From Stein's newsletter:
Yet there are also major optics concerns for the Lakers. Team officials, sources say, do not want to pay a premium to move on from Westbrook so soon after the Lakers gave up so much to get the Los Angeles native. Remember: They had to send Kyle Kuzma, Kentavious Caldwell-Pope, Montrezl Harrell and the No. 22 pick in last July's draft to Washington after James and Davis encouraged the Lakers' front office to go all-in for Westbrook rather than proceed with GM Rob Pelinka's plans to trade for Sacramento's Buddy Hield.
Barring the emergence of an expanded trade construction that involves three or more teams, or allows for a Westbrook-for-Wall exchange without including the precious draft pick, L.A.'s clear preference, sources say, is to bank on Westbrook finding another gear in the second half like he did for the Wizards last season. It likewise must be noted in fairness that the Lakers, who awoke Wednesday mired at No. 8 in the West at 24-24, have had James, Davis and Westbrook healthy and in uniform together for only 16 of those 48 games.
ESPN's Ramona Shelburne quoted a team source on Tuesday as saying that giving the Lakers' new star trio the runway of a full season to find their collective footing "is the only option."
To state the obvious: The Lakers would be far better off had they made the trade for Hield, or even simply kept KCP and Kuzma, than they are with Westbrook -- and this is to say nothing of their cheaping out on Alex Caruso in large part because of the money they sunk into Westbrook (although they still could've paid Caruso).

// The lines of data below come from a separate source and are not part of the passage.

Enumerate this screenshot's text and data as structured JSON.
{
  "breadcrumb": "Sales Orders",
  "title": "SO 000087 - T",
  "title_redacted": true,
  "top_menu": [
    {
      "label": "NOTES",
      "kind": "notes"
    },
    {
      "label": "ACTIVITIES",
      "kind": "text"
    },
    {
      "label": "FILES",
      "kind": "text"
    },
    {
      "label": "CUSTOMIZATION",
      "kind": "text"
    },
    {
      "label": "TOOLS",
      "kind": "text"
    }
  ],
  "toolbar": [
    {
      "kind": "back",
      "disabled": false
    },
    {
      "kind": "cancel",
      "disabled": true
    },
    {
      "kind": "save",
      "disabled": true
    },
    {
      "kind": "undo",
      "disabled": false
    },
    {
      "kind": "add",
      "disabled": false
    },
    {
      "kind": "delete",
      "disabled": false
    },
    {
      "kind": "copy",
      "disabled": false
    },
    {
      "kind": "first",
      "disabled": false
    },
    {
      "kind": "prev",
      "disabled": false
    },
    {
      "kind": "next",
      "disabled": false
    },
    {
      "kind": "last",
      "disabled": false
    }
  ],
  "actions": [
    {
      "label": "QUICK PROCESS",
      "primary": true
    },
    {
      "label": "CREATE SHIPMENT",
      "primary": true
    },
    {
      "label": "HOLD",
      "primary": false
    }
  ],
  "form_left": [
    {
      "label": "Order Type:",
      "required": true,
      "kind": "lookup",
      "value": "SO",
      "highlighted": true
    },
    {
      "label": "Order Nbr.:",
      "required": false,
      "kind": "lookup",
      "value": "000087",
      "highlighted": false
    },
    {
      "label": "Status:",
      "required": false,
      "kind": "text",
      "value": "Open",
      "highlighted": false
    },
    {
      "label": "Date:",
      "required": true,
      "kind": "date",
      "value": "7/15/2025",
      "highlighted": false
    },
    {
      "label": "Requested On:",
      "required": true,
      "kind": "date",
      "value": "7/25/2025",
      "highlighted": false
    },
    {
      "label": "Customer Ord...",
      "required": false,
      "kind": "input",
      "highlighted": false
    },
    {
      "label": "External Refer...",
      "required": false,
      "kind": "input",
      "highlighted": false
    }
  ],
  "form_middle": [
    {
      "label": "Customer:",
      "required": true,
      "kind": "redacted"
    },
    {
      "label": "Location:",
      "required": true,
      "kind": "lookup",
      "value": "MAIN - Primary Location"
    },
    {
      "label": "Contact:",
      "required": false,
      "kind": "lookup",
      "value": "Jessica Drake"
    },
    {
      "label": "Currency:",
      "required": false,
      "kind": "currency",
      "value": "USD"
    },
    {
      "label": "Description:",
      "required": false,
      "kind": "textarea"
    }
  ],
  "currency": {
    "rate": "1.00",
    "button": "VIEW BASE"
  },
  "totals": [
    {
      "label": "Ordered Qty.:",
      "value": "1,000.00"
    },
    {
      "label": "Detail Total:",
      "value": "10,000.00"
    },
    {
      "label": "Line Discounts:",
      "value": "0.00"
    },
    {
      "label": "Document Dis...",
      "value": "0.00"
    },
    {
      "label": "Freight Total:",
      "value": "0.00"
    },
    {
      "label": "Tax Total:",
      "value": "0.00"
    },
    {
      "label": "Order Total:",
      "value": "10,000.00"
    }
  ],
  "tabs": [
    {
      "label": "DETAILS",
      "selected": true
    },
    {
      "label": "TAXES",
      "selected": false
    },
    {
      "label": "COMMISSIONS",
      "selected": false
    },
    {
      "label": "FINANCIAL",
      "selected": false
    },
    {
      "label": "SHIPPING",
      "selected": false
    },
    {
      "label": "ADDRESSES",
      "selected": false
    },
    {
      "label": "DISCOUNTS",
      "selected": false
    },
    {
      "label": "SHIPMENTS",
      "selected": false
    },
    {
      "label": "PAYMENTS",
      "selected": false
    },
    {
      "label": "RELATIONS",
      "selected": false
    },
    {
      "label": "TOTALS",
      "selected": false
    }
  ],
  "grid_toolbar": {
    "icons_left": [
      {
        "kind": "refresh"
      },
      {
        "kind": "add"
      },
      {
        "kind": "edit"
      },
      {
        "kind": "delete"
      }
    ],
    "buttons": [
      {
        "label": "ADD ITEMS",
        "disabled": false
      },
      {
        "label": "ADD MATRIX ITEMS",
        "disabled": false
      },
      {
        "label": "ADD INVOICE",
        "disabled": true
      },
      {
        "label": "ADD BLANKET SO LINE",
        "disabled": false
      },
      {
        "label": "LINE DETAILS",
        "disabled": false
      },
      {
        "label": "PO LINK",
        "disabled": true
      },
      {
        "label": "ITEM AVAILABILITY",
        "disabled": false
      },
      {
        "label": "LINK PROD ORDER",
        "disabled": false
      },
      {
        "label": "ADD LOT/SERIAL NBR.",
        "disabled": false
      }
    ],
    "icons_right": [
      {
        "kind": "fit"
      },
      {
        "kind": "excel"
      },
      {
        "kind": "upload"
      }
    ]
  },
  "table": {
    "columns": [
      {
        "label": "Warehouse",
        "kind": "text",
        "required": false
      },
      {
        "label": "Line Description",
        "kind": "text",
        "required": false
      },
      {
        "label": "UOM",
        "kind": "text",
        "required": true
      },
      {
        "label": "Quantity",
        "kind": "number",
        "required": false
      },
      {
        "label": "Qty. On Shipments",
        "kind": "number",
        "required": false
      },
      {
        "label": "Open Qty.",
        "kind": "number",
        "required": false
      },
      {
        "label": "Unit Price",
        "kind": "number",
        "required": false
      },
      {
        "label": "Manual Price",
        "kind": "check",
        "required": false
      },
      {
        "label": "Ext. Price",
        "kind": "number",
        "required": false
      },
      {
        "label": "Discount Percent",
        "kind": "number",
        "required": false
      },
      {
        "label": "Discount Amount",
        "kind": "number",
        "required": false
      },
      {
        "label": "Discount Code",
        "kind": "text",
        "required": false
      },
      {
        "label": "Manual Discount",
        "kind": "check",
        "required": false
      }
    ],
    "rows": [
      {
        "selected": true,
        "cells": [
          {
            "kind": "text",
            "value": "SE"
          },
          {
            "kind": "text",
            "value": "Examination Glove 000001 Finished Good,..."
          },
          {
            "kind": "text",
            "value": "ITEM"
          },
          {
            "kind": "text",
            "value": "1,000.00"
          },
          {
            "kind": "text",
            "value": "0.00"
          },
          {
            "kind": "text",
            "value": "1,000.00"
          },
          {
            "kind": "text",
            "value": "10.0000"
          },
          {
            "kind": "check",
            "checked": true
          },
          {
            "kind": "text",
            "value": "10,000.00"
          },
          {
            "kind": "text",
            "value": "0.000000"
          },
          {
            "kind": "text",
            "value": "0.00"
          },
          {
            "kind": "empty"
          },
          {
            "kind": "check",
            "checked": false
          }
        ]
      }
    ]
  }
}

Now, you can understand the Lakers not wanting to give up that 2027 first-rounder, particularly for Wall, who likely won't change their prospects all that much more than Westbrook (although I do think Wall would be better for them).
But to make it about ego, to not want to admit the mistake of trading for Westbrook in the first place by paying a tax to get off him (if they do indeed have that opportunity), is the wrong move.
You see this in professional sports all the time. A team will stick with a player longer than they should just because they gave that player more money than they should've, compounding their mistake rather than cutting the losses of it. If the Lakers, in any way, believe Wall can help them more than Westbrook, and there are no other trades out there, they need to strongly consider the move.
Because you don't waste LeBron years at this point, particularly with the way he's playing this season. Making the Westbrook trade was a bad idea all along. Everyone except the Lakers knew that. If there's a way they can get out of it, they should. Unfortunately, it doesn't sound like there is, so the Lakers are back to closing their eyes and hoping Westbrook turns into a different player than he's been for the last half decade.